Skip to main content

Houston Airports Aviation Director Reflects on Adapting to 2020 Challenges

Published Oct 02, 2020 by Maggie Martin

Houston plane

When it comes to global connections, international trade, and innovation, Houston airports have taken the region to new heights. Unfortunately in recent months, COVID-19 has affected nearly every facet of the Houston economy, and our airports are no exception. Mario Diaz, Aviation Director for the Houston Airport System, spoke about those challenges and how the region's airports have adapted at the Partnership's State of the Airports event on October 2. 

Pandemic's Impact to Houston Airport System

"We had a record-breaking year in 2019," said Diaz. "We were clearly on track to exceed 60 million passengers in 2020."

Diaz noted that the numbers took a major turn in March. Passenger traffic figures fell by 50% compared to 2019 levels. Traffic declined further in April by 95%, and then by 90% in May. 

"Our airfields began looking more like aircraft parking lots," said Diaz. "And so, few passengers meant little revenue was coming in."

About 80% of concessionaires and retailers closed down with only about 50 store fronts remaining open. Parking, noted Diaz, which is the largest non-airline revenue source, was decimated. 

"That was our rock bottom," he said. "But it was the point when I believe we found our greatest strength in ourselves, in our essential team and our leadership. We knew we had to adapt. We had to be nimble. We knew we had to come together and act fast."

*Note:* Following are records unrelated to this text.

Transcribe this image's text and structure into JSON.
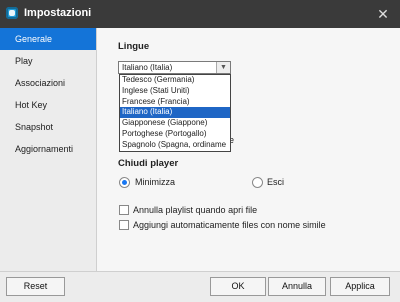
{
  "window": {
    "title": "Impostazioni"
  },
  "sidebar": {
    "items": [
      {
        "label": "Generale",
        "active": true
      },
      {
        "label": "Play"
      },
      {
        "label": "Associazioni"
      },
      {
        "label": "Hot Key"
      },
      {
        "label": "Snapshot"
      },
      {
        "label": "Aggiornamenti"
      }
    ]
  },
  "main": {
    "languages_label": "Lingue",
    "language_value": "Italiano (Italia)",
    "language_options": [
      "Tedesco (Germania)",
      "Inglese (Stati Uniti)",
      "Francese (Francia)",
      "Italiano (Italia)",
      "Giapponese (Giappone)",
      "Portoghese (Portogallo)",
      "Spagnolo (Spagna, ordiname"
    ],
    "covered_text_fragment": "e",
    "close_player_label": "Chiudi player",
    "radio_minimize": "Minimizza",
    "radio_exit": "Esci",
    "checkbox_playlist": "Annulla playlist quando apri file",
    "checkbox_autoadd": "Aggiungi automaticamente files con nome simile"
  },
  "footer": {
    "reset": "Reset",
    "ok": "OK",
    "cancel": "Annulla",
    "apply": "Applica"
  }
}
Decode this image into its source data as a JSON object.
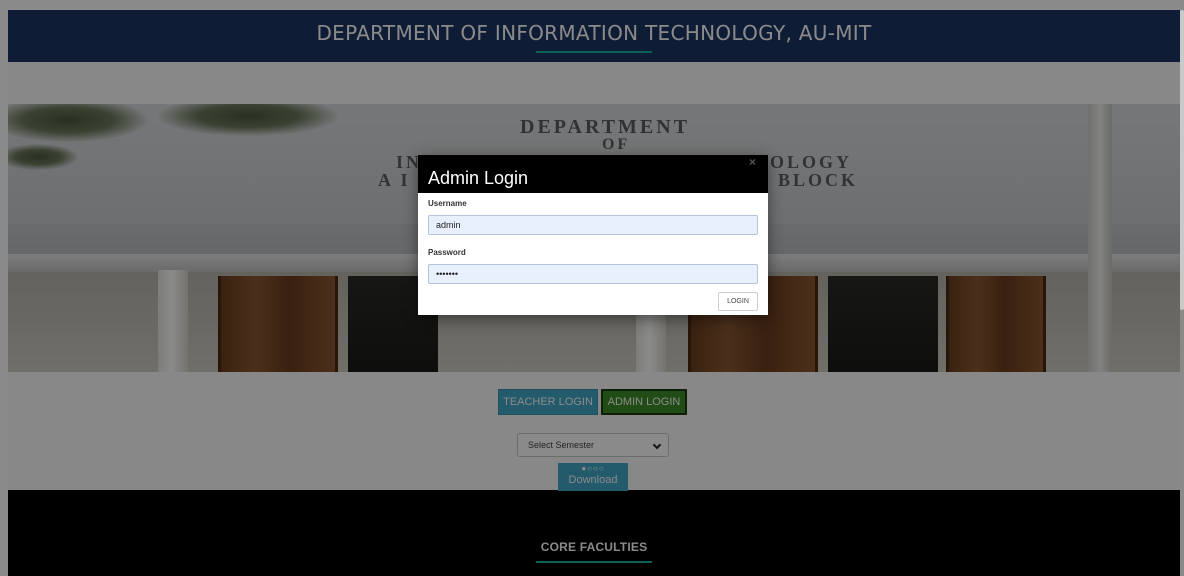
{
  "header": {
    "title": "DEPARTMENT OF INFORMATION TECHNOLOGY, AU-MIT"
  },
  "hero": {
    "sign_lines": [
      "DEPARTMENT",
      "OF",
      "IN",
      "OLOGY",
      "A I",
      "BLOCK"
    ]
  },
  "buttons": {
    "teacher_login": "TEACHER LOGIN",
    "admin_login": "ADMIN LOGIN"
  },
  "semester_select": {
    "selected": "Select Semester"
  },
  "download": {
    "label": "Download",
    "carousel_dots": "●○○○"
  },
  "faculties": {
    "title": "CORE FACULTIES"
  },
  "modal": {
    "title": "Admin Login",
    "close_glyph": "×",
    "username_label": "Username",
    "username_value": "admin",
    "password_label": "Password",
    "password_value": "•••••••",
    "login_label": "LOGIN"
  },
  "colors": {
    "header_bg": "#1d3563",
    "accent": "#16b39b",
    "teacher_btn": "#41a9c9",
    "admin_btn": "#3e8d2a"
  }
}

Priorities and planning for HAS were focused on the safety and access for their essential workforce, their financial health and their airline partners.

New Technology, Safety Measures Implemented 

In early 2020, Hobby Airport became the first in Texas to have fully biometric boarding and international entry, significantly reducing the need to touch surfaces. 

Diaz said HAS saw an opportunity with the pandemic to fast-track their program at George Bush Intercontinental Airport (IAH), which is on course to become fully biometric for international departures and arrivals. 

"We are also testing out other touchless technology to incorporate in the airport experience like touchless bag drops, touchless kiosks and check-in. This is a giant milestone to celebrate," he said. 

The Houston Airport System also launched FlySafe, which implemented enhanced safety measures for airport shuttles, trains, curbside, ticketing areas, baggage claim, gates and other areas. Measures included mandatory face coverings, hundreds of additional hand sanitizer stations, social distancing markers, and more deep cleanings. 

Houston on Shortlist for Space Command HQ

Diaz also talked about Houston's bid to host the headquarters for U.S. Space Command. 

The establishment of the U.S. Space Command increases the ability of the Joint Force to project power and influence, reduces decision timelines for space operations, and brings focused attention to defending U.S. interests in space. According to the U.S. Air Force which is overseeing the selection of Space Command’s permanent headquarters, it will employ approximately 1,400 civilian and military personnel when fully operational. 

"Space Command acts as a warfighting command in space," said Diaz. "We thank Governor Abbott for nominating Ellington Airport."

Click here for more information about Houston's airports. Learn more about international business in Houston